On April 7th, 1775, British Lieutenant General Thomas Gage commanded four regiments of British troops from his headquarters in Boston toward the countryside where Revolutionaries were holding Massachusetts in what the Parliament declared a state of rebellion. Doctor Joseph Warren, fearing for the future of the Revolutionaries in the countryside, sent Paul Revere to warn the Massachusetts Provincial Congress stationed in Concord of the impending movement of the British troops.
General Gage had already sent out his men to arrest statesman Samuel Adams in Boston, but having heard of the British troops intentions from Paul Revere's message, Adams and Hancock escaped capture and the first shots of the war rang out at Lexington and Concord.
By the fourth of July in 1795, Paul Revere and Samuel Adams, with local developer and militia officer William Scollay, placed a plate beneath the cornerstone of a building declaring it for use of the legislative and executive branches of government for the Commonwealth of Massachusetts. The building was to become the State House of Massachusetts. Beneath the building, the three men also placed a time capsule.
The contents of the capsule remained buried in its original location until 1855 when, to preserve its contents, the capsule was relocated to a brass box and reburied. (The original capsule was constructed out of cowhide and would not have survived its time underground.)
Tuesday, January 6th, 2015 - 220 years after its initial burial - the time capsule was opened and the contents of the 10-pound copper box delicately removed by Boston's Museum of Fine Arts.
The Museum of Fine Arts Boston's Head of Objects Conversation, Pam Hatchfield, and Executive Director of Massachusetts Archives, Michael Comeau painstakingly handled the contents of the capsule.
Five folded newspapers, a pine tree shilling, a copper medal depicting George Washington, and 24 coins, dating from 1652 to 1855, were among the findings. (The 1855 coins would have been added during the move of the capsule in the same year.)
The excavation took seven hours.
A silver plate, personally engraved by Paul Revere, informs the context of the capsule. Keep in mind that in 1795, the independence of the country was still in its infancy and the men would have had no idea if America would have survived as a country at all.
A half-cent, one-cent, half-dime, 10-cent and 25-cent were among the coins discovered.
American Revolution figures, patriot Paul Revere and statesman and political philosopher Samuel Adams in 1795.
A painting depicting Paul Revere’s “Midnight Ride”.
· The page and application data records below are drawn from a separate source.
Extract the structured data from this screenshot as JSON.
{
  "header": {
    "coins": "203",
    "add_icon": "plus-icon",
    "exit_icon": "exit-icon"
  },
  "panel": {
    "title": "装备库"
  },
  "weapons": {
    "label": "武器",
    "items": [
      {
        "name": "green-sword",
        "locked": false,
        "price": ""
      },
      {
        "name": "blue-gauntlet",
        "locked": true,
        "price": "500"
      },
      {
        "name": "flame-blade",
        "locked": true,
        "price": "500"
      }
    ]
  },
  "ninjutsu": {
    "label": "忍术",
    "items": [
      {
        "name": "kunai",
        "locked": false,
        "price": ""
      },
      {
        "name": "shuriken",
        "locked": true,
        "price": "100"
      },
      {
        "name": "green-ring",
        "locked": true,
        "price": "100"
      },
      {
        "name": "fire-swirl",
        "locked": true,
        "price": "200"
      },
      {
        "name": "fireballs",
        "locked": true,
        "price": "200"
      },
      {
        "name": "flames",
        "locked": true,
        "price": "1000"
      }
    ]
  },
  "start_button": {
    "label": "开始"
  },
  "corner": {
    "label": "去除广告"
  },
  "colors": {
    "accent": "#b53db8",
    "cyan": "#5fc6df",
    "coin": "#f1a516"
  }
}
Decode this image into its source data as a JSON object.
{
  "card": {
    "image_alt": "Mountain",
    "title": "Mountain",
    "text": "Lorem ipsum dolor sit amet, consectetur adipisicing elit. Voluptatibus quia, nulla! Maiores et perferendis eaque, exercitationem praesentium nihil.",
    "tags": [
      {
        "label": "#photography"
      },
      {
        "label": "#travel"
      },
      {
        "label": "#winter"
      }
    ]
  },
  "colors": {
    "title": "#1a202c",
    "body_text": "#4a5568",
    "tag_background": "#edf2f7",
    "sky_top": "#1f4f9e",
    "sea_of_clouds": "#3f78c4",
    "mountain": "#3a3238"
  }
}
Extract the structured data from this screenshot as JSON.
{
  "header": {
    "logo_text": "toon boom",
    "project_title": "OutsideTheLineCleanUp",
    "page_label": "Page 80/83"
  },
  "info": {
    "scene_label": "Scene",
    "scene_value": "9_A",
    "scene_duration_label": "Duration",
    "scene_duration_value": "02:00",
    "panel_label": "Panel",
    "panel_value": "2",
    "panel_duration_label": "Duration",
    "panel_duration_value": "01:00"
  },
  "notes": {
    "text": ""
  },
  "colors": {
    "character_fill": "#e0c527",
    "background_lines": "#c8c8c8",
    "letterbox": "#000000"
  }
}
The Museum of Fine Arts in Boston will be exhibiting the capsule for a limited time. The Museum, itself founded in 1870, will then return the capsule to the earth to be excavated by future generations.
The silver and copper coins dating from 1652 to 1855.
Credit: Daily Mail